For further information on safe snowmobiling and trails in Ontario please see the Ontario Federation of Snowmobile Clubs (OFSC) at www.ofsc.on.ca
Poll results: Should winter cycling be banned?
“Perhaps you and your bike will provide improved traction for me at the intersection,” Grey Joseph Howler speculated
Jan 26, 2017 3:56 PM by: Ryen Veldhuis
Cyclists still find themselves out and about, despite the cold weather. Photo by Mike Trahan.With winter seemingly winding down, more cyclists are coming back to the streets to join the growing few who’ve braved the slippery season. However, in a poll BayToday.ca held to the public earlier this month, asking the community if winter cycling should be banned from city streets or not.
This was in response to a winter cycling story published where comments became quite divisive over the controversial issue.
According to the poll, which garnered 1502 votes from the community, 71.7 percent (1077) voted that slushy roads and snow banks make it too dangerous for both cyclists and motorists, while 24.83 percent (373) voted that cyclists have the same right as everyone else to travel the roads.

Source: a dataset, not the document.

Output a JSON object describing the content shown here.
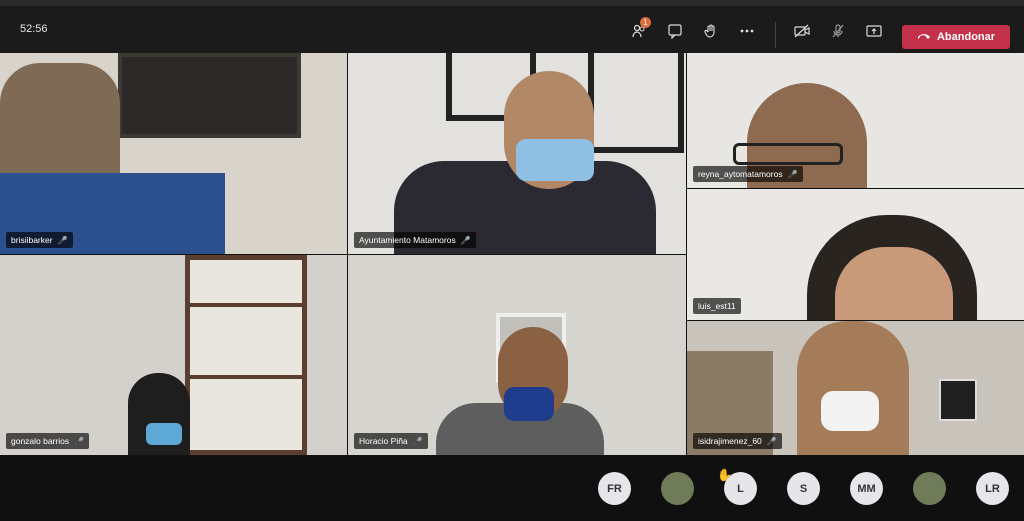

Federal Student Experience Grant FundingThe 2017 Canada Summer Jobs (CSJ) application period for employers is now open. EXTENDED TO FEB 3, 2017! Canada Summer Jobs is a Government of Canada initiative. It provides funding for not-for-profit organizations, public sector employers and small businesses with 50 or fewer full-time employees to create summer jobs for students between the ages of 15 and 30.
The application form as well as the applicant guide is currently available at www.canada.ca/canada-summer-jobs. You can submit your application online, by mail or in person at any Service Canada Centre. For a better understanding of the Canada Summer Jobs program including key tips to apply, please watch this YouTube video: https://youtube/SfMoLhkgjU8 Pre-budget Consultation Extended to February 15th!

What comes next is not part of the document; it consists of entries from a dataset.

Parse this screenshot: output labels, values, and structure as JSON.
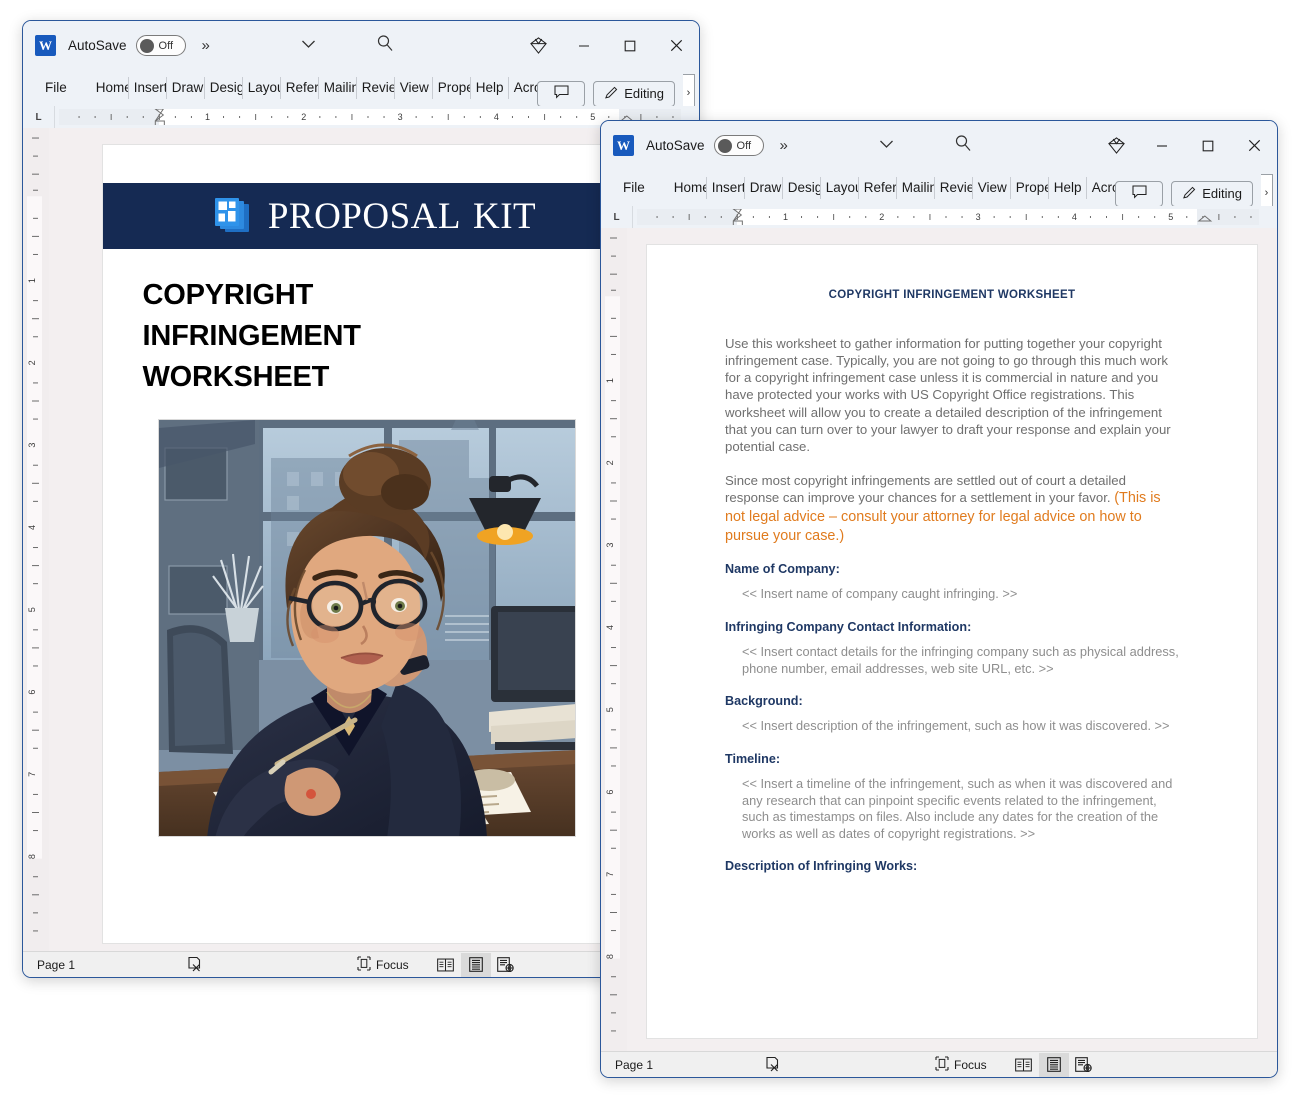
{
  "window_back": {
    "name": "word-window-back",
    "titlebar": {
      "app_icon": "word-logo-icon",
      "autosave_label": "AutoSave",
      "autosave_state": "Off",
      "overflow_glyph": "»",
      "chevron_glyph": "⌄",
      "search_icon": "search-icon",
      "diamond_icon": "diamond-icon",
      "minimize_glyph": "─",
      "maximize_glyph": "□",
      "close_glyph": "✕"
    },
    "ribbon": {
      "tabs": [
        "File",
        "Home",
        "Insert",
        "Draw",
        "Design",
        "Layout",
        "References",
        "Mailings",
        "Review",
        "View",
        "Properties",
        "Help",
        "Acrobat"
      ],
      "comments_label": "",
      "comments_icon": "comment-icon",
      "editing_label": "Editing",
      "editing_icon": "pencil-icon",
      "overflow_glyph": "›"
    },
    "ruler": {
      "tabstop_marker": "L",
      "h_ticks": [
        "1",
        "2",
        "3",
        "4",
        "5"
      ],
      "v_ticks": [
        "1",
        "2",
        "3",
        "4",
        "5",
        "6",
        "7",
        "8"
      ]
    },
    "document": {
      "banner_brand_primary": "PROPOSAL",
      "banner_brand_secondary": "KIT",
      "banner_color": "#152a53",
      "title_lines": [
        "COPYRIGHT",
        "INFRINGEMENT",
        "WORKSHEET"
      ],
      "illustration_alt": "illustration of a frustrated woman with glasses at an office desk writing on papers"
    },
    "statusbar": {
      "page_label": "Page 1",
      "proofing_icon": "proofing-errors-icon",
      "focus_label": "Focus",
      "focus_icon": "focus-icon",
      "view_read_icon": "read-mode-icon",
      "view_print_icon": "print-layout-icon",
      "view_web_icon": "web-layout-icon"
    }
  },
  "window_front": {
    "name": "word-window-front",
    "titlebar": {
      "app_icon": "word-logo-icon",
      "autosave_label": "AutoSave",
      "autosave_state": "Off",
      "overflow_glyph": "»",
      "chevron_glyph": "⌄",
      "search_icon": "search-icon",
      "diamond_icon": "diamond-icon",
      "minimize_glyph": "─",
      "maximize_glyph": "□",
      "close_glyph": "✕"
    },
    "ribbon": {
      "tabs": [
        "File",
        "Home",
        "Insert",
        "Draw",
        "Design",
        "Layout",
        "References",
        "Mailings",
        "Review",
        "View",
        "Properties",
        "Help",
        "Acrobat"
      ],
      "comments_icon": "comment-icon",
      "editing_label": "Editing",
      "editing_icon": "pencil-icon",
      "overflow_glyph": "›"
    },
    "ruler": {
      "tabstop_marker": "L",
      "h_ticks": [
        "1",
        "2",
        "3",
        "4",
        "5"
      ],
      "v_ticks": [
        "1",
        "2",
        "3",
        "4",
        "5",
        "6",
        "7",
        "8"
      ]
    },
    "document": {
      "heading": "COPYRIGHT INFRINGEMENT WORKSHEET",
      "paragraph_1": "Use this worksheet to gather information for putting together your copyright infringement case. Typically, you are not going to go through this much work for a copyright infringement case unless it is commercial in nature and you have protected your works with US Copyright Office registrations. This worksheet will allow you to create a detailed description of the infringement that you can turn over to your lawyer to draft your response and explain your potential case.",
      "paragraph_2_plain": "Since most copyright infringements are settled out of court a detailed response can improve your chances for a settlement in your favor. ",
      "paragraph_2_orange": "(This is not legal advice  – consult your attorney for legal advice on how to pursue your case.)",
      "orange_color": "#e07b1e",
      "heading_color": "#1f3864",
      "sections": [
        {
          "label": "Name of Company:",
          "instruction": "<< Insert name of company caught infringing. >>"
        },
        {
          "label": "Infringing Company Contact Information:",
          "instruction": "<< Insert contact details for the infringing company such as physical address, phone number, email addresses, web site URL, etc. >>"
        },
        {
          "label": "Background:",
          "instruction": "<< Insert description of the infringement, such as how it was discovered. >>"
        },
        {
          "label": "Timeline:",
          "instruction": "<< Insert a timeline of the infringement, such as when it was discovered and any research that can pinpoint specific events related to the infringement, such as timestamps on files. Also include any dates for the creation of the works as well as dates of copyright registrations. >>"
        },
        {
          "label": "Description of Infringing Works:",
          "instruction": ""
        }
      ]
    },
    "statusbar": {
      "page_label": "Page 1",
      "proofing_icon": "proofing-errors-icon",
      "focus_label": "Focus",
      "focus_icon": "focus-icon",
      "view_read_icon": "read-mode-icon",
      "view_print_icon": "print-layout-icon",
      "view_web_icon": "web-layout-icon"
    }
  }
}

If you have not yet sent in your submission for the 2017 Pre-Budget Consultations, it's not too late!
The date has now been extended to February 15, 2017, we look forward to hearing from you.
Written submissions can be sent to:

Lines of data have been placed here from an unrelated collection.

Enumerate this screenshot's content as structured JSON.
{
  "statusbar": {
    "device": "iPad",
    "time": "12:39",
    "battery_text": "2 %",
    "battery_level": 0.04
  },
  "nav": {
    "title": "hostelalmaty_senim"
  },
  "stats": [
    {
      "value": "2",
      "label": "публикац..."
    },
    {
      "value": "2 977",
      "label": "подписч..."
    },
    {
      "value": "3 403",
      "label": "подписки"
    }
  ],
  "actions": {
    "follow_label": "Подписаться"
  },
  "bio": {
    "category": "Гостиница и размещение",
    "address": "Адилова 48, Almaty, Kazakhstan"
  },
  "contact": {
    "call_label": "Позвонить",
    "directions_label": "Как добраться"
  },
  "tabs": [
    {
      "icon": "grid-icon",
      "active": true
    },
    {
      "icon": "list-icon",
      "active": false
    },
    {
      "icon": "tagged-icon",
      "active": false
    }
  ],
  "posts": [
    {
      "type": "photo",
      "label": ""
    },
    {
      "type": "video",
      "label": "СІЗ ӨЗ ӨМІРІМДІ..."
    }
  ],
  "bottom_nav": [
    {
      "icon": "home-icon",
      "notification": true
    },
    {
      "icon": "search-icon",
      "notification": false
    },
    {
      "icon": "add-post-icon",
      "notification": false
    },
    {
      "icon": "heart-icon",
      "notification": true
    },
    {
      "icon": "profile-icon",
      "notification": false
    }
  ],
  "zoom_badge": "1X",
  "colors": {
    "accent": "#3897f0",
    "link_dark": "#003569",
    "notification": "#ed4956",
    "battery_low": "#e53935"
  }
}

The Honourable Charles Sousa
Minister of Finance
c/o Budget Secretariat
Frost Building North, 3rd floor
95 Grosvenor Street
Toronto ON M7A 1Z1
Membership Renewals - Thank-you for your Support!We wish to thank the following organizations that have already completed their membership for 2017. We couldn't do our work without your continued support. Many thanks! Renew Today!
City of Brockville
City of Thunder BayTake an adventure through the backwoods on our amazing trail system. Our trails have something to offer everyone year-round. From hiking to snowmobiling to mountain biking and so much more there is nothing like immersing yourself in nature while having an exhilarating experience. Get out and explore!
"The OTC provides us with the ability to communicate and collaborate with industry stakeholders, professionals and advocates. It also provides us with the tools to develop our own capacities, skills and networks. As well, it is important to back to the OTC and trail communities in our province.
Being an OTC member allows us to benefit from the knowledge of other members through education and professional development opportunities such as the Trailhead Ontario conference, and through professional networking. The OTC is the influential body that will help guide and shape the political, professional and physical landscape of trails in Ontario. Joining the OTC provides an opportunity to be part of this process: to both contribute and gain knowledge in a community of passionate, like-minded individuals and organizations." - Damian Bradley, Cycling advocate and Developer Guelph Regional Trails Council Membership Benefits INFORMATION AND FUNDING
OTC Trails and Event page representation
Representation on OTC trails maps
Social Media represents you to 60,000+ people
Fund Development through grant writing, grant support
ACCESS AND INFLUENCE
Connectivity to the Ministry of Tourism Culture and Sport
Leadership at the Ontario Trails Coordinating Committee